An informal rule of thumb to apply is this: If your company has a social media policy prohibiting certain postings and the employee’s postings nonetheless casts the company, its management or customers in a negative light, or if the company’s trade secrets and strategy are being discussed anywhere outside the secure confines of your enterprise, the employee should almost always be fired or disciplined.
Likewise, use social media judiciously in making hiring decisions. Be aware that when conducting your due diligence on a potential hire via Internet searches and social media sites, information that wouldn’t be fair game in an interview (age, medical conditions, race, religion, sexual orientation, etc.), is often plainly available about the candidate on the Internet, and can be the basis for a discrimination claim if that candidate isn’t offered a job. Unscrupulous job seekers may even intentionally put this information on the Internet knowing that a company which refuses to hire them will have difficulty “proving the negative” that it never saw the information and therefore didn’t use it as a basis for its hiring decision.

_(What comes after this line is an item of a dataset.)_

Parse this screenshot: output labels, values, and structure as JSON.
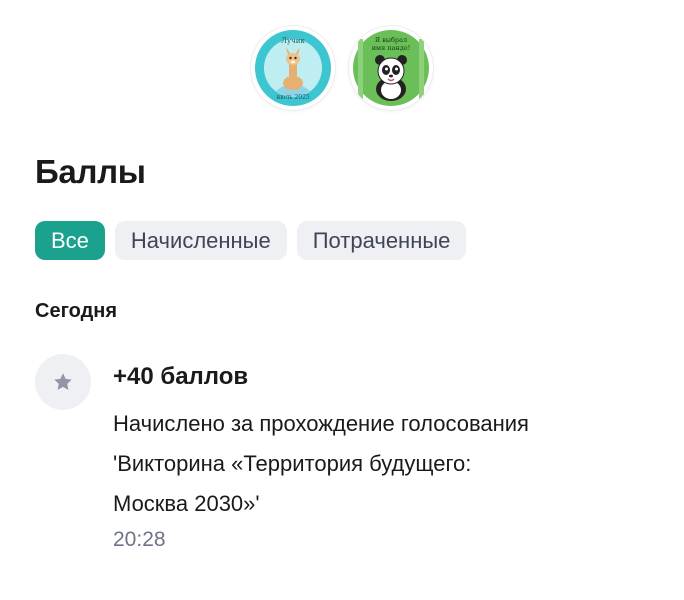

E-Discovery presents a myriad of social media issues for any business enterprise. First, if your company maintains its own Facebook, Twitter, or other social media account as a marketing tool, it should be considered just as susceptible to discovery requests and litigation holds as your email server. Statements your company makes to the public, as well as the public’s feedback to you, are ripe for mining by plaintiffs’ attorneys.
If the Twitter page for your company’s latest product is covered with user comments discussing how that product has a tendency to send folks to the ER, it’s likely those posts will fit the broad scope of a discovery request. Even if you don’t own or manage the servers on which these “marketing” accounts are hosted, your company should retain records of everything posted in such accounts. Because litigants can directly subpoena social media companies to obtain these records, there’s no tactical advantage in not retaining these records – especially because doing so can allow your organization to moderate and monitor public feedback, and take proactive steps to correct potential liability issues early.
Conversely, the information posted on social media sites can also be a treasure trove for defense counsel because unsophisticated plaintiffs often write statements that are in direct opposition to the alleged facts of their claims. However, businesses should tread carefully in attempting to gather this information, as obtaining access to an employee’s or litigant’s social media posts using tactics such as spyware or creating a false identity can lead to liability for invasion of privacy or violations of the Stored Communications Act, Wiretap Act, or other state electronic monitoring statutes.
These are but a few of the potential issues that social media presents for local companies competing in today’s business world. As always, consult with your company’s attorneys or a lawyer knowledgeable in information technology law well before taking action in any of these areas.
Diana J. P. McKenzie is a partner and chair of the Information Technology and Outsourcing Practice Group at HunterMaclean. She can be reached at 912.238.2627 or firstname.lastname@example.org.